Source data
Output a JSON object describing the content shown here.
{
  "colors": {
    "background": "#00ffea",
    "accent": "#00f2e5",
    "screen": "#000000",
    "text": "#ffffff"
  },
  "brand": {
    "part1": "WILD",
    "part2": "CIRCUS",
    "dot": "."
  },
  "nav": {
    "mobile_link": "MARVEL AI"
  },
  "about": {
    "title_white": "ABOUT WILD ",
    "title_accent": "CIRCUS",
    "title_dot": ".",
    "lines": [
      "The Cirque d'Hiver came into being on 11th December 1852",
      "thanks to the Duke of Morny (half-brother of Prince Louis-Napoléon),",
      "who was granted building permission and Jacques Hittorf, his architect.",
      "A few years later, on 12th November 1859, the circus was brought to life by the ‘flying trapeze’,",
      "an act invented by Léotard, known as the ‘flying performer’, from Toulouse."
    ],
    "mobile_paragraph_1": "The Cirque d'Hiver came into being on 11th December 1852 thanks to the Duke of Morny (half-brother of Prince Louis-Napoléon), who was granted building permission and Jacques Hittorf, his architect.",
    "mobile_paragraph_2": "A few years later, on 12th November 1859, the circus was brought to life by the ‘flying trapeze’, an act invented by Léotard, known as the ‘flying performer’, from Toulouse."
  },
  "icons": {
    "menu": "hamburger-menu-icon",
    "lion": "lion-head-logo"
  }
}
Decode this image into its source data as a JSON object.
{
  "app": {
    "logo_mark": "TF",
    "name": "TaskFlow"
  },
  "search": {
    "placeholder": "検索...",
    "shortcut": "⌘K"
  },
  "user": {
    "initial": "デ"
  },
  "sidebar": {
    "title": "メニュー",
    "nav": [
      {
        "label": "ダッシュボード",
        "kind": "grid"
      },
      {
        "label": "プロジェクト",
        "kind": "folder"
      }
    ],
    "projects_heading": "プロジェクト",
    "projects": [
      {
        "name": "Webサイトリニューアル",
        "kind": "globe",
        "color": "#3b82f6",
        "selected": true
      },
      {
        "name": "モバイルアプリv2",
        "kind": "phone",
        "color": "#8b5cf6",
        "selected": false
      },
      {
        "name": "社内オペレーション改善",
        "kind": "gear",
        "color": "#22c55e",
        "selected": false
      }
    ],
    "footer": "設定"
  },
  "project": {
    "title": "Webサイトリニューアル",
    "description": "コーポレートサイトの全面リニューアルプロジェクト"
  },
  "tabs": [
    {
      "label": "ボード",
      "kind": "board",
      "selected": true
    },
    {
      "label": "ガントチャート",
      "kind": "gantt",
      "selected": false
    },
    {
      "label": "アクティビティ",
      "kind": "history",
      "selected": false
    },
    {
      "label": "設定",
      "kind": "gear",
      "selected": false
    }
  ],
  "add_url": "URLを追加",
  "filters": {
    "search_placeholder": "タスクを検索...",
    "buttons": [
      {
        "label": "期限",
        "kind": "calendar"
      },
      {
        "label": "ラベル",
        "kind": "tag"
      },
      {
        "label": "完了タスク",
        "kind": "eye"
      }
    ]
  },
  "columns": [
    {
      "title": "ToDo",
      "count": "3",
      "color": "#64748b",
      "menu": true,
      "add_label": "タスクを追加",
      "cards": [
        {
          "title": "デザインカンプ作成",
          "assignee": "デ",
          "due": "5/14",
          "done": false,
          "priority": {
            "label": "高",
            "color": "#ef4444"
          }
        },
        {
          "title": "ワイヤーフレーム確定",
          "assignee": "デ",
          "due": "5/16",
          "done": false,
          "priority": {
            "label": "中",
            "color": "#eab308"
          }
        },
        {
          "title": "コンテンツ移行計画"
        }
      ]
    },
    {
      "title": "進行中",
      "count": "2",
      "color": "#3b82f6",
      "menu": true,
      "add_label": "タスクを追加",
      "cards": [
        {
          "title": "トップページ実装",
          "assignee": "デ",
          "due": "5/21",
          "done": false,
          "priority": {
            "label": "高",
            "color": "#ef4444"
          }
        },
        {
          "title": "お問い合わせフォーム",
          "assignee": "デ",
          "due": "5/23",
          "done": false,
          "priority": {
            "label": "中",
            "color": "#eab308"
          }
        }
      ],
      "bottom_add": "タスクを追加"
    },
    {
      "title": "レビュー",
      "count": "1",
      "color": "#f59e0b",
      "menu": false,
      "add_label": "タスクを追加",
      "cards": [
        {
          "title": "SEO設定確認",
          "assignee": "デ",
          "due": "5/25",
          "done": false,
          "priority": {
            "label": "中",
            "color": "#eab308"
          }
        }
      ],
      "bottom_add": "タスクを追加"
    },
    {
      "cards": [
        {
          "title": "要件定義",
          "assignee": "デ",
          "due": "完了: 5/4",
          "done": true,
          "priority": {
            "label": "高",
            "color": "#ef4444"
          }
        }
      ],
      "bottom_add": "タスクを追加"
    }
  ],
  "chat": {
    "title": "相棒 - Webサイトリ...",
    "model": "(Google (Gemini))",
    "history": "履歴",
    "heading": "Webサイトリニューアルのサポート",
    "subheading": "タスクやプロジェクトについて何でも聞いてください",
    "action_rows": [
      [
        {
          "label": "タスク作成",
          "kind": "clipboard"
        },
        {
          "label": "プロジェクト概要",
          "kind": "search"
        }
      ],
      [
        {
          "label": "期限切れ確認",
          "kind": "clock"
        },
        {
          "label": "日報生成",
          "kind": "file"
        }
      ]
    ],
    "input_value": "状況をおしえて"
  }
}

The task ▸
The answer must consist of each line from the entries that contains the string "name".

Response ▸
    "name": "TaskFlow"
        "name": "Webサイトリニューアル",
        "name": "モバイルアプリv2",
        "name": "社内オペレーション改善",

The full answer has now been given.